● PROBLEM STATEMENT
Please return every line in the entries below with the word "count" in it.

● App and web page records

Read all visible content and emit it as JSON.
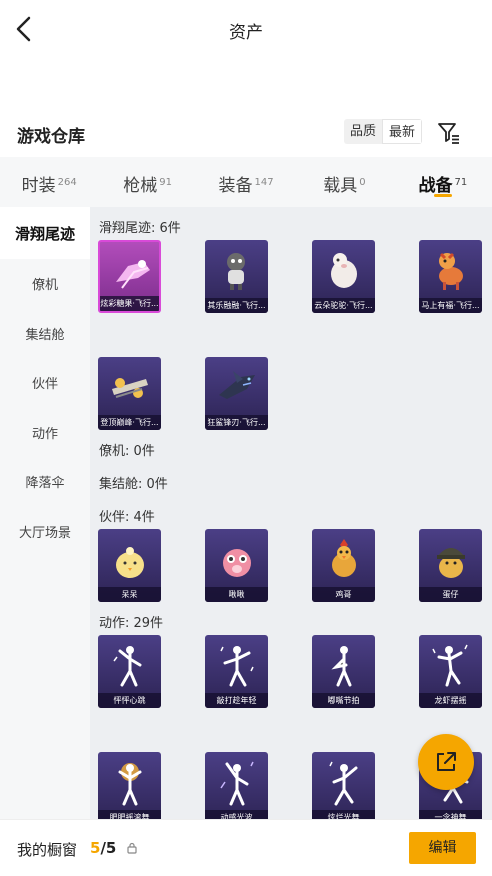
{
  "header": {
    "title": "资产"
  },
  "repo": {
    "title": "游戏仓库",
    "sort_options": [
      "品质",
      "最新"
    ],
    "active_sort": 1
  },
  "tabs": [
    {
      "label": "时装",
      "count": "264"
    },
    {
      "label": "枪械",
      "count": "91"
    },
    {
      "label": "装备",
      "count": "147"
    },
    {
      "label": "载具",
      "count": "0"
    },
    {
      "label": "战备",
      "count": "71"
    }
  ],
  "active_tab": 4,
  "sidebar": [
    "滑翔尾迹",
    "僚机",
    "集结舱",
    "伙伴",
    "动作",
    "降落伞",
    "大厅场景"
  ],
  "sections": {
    "trail": {
      "label": "滑翔尾迹: 6件",
      "items": [
        "炫彩糖果·飞行...",
        "其乐融融·飞行...",
        "云朵驼驼·飞行...",
        "马上有福·飞行...",
        "登顶巅峰·飞行...",
        "狂鲨锋刃·飞行..."
      ]
    },
    "wingman": {
      "label": "僚机: 0件"
    },
    "capsule": {
      "label": "集结舱: 0件"
    },
    "partner": {
      "label": "伙伴: 4件",
      "items": [
        "呆呆",
        "啾啾",
        "鸡哥",
        "蛋仔"
      ]
    },
    "emote": {
      "label": "动作: 29件",
      "items": [
        "怦怦心跳",
        "敲打趁年轻",
        "嘟嘴节拍",
        "龙虾摆摇",
        "肥肥摇滚舞",
        "动感光波",
        "炫烂光舞",
        "一念神舞"
      ]
    }
  },
  "bottom": {
    "showcase_label": "我的橱窗",
    "current": "5",
    "total": "/5",
    "edit_label": "编辑"
  },
  "colors": {
    "accent": "#f5a600",
    "card_bg": "#3d3470",
    "card_highlight": "#d84ad8"
  }
}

● SOLUTION FOR THIS TASK
      "count": "264"
      "count": "91"
      "count": "147"
      "count": "0"
      "count": "71"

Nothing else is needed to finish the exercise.